Amanda Twitty, another former inmate, said that she “entered the facility at 17 for multiple probation violations. But she says that before she got there she had been diagnosed with cervical cancer, and that the staff refused to let her keep a previously scheduled doctor’s appointment. She says her subsequent requests for medical attention were ignored—as were her complaints about abdominal pain during daily physical training. “The exercises made my stomach hurt even more,” she says. “I’d be doubled over in pain. It felt like I had my period 24 hours a day, seven days a week.“
Amanda says alerting the staff to her pain often resulted in punishment. “The guards would call me a crybaby and tell me to get up,” she says. “If I said anything, they’d make me do even more push‑ups.“
These are just a couple of the stories involving the abuse at the State Training School for Girls. After the allegations were made public, the state suspended 11 of its 15 staff members and hired a new administrator. Throughout the years, more lawsuits were filed in different courts throughout the state, increasing the number of plaintiffs. The lawsuits were combined for settlement purposes. It wasn’t until February 2002, that the federal lawsuit was settled with $12.5 million paid out to the plaintiffs.
Closure and Abandonment
By the morning of January 23, 2012, the population of the State Training School for Girls had been reduced to 18 girls due to Alabama’s juvenile justice reform efforts. On that morning, an EF3 tornado with winds of 150 miles per hour swept across north Jefferson County. Eight buildings on the campus were damaged beyond repair, including the cafeteria, the school, and the gym, which were essentially leveled by the tornado. Miraculously, the dormitory housing the girls and the eight staff members on duty that day was the least-damaged building on the entire campus with not a single person being injured.
Before the tornado, the state’s Department of Youth Services was dealing with the fiscal dilemma of operating a facility meant for 150 inmates with a population of 18. Because of its size, the facility also employed 70 workers. A decision was made not to rebuild the old Chalkville campus and instead, to design a construct an all-new state-of-the-art facility. The damaged buildings at the campus were demolished and the site was cleaned up for future use.
The reaming four buildings were repaired with the possibility that the property would be used by another state agency or other governmental entity. The campus would never be reused and the State Training School for Girls has been abandoned for nearly a decade now. It has exceedingly fallen into ruin over the course of these years.
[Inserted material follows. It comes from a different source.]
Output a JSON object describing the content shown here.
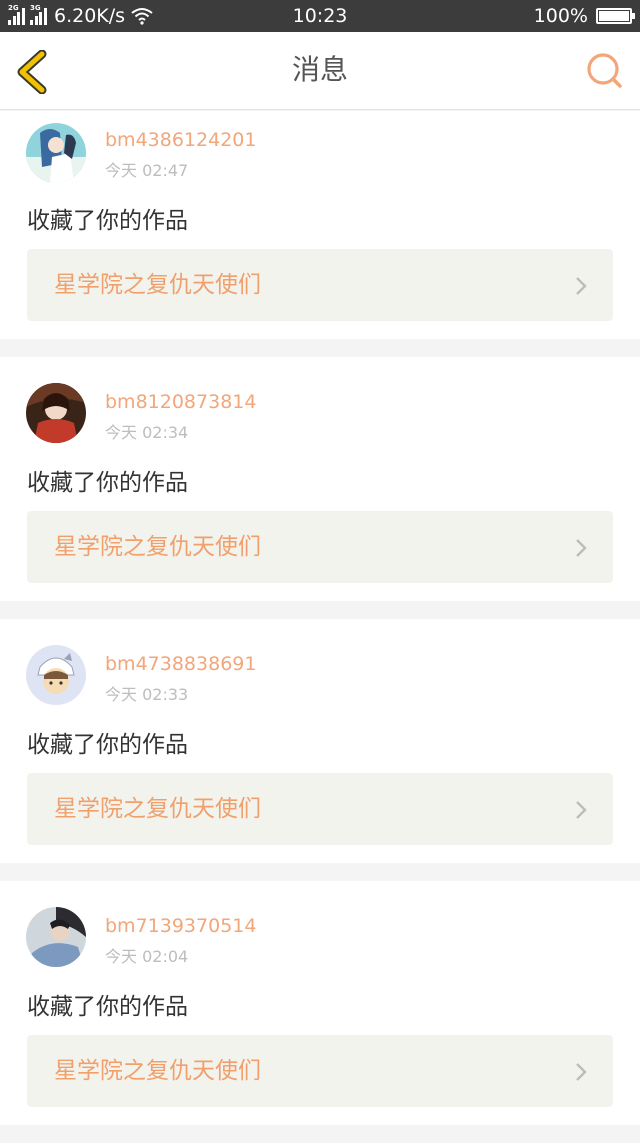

While the idea of demolishing the remaining buildings has been talked about, there are currently no plans for the site.
The Birmingham News. (December 21, 1913 p. 46). THE REAL CHRISTMAS IS BEING PLANNED FOR BIRMINGHAM
The Birmingham News. (August 20, 1914 p. 8). Miss Augusta Clark Honors Her Guest at Tea
Birmingham Post-Herald. (August 8, 1915 p. 3). What the State Training School for Girls Is Doing for the Womanhood of Alabama
The Birmingham News. (January 19, 1949 p. 6). Girls’ Training School Head Opens Doors In Face Of Inquiry Demands
The Birmingham News. (December 11, 1951 p. 1). Eight training school girls flee; two taken
Mary Ellen Mark; Amy Singer. (June 2002). Girls Sentenced to Abuse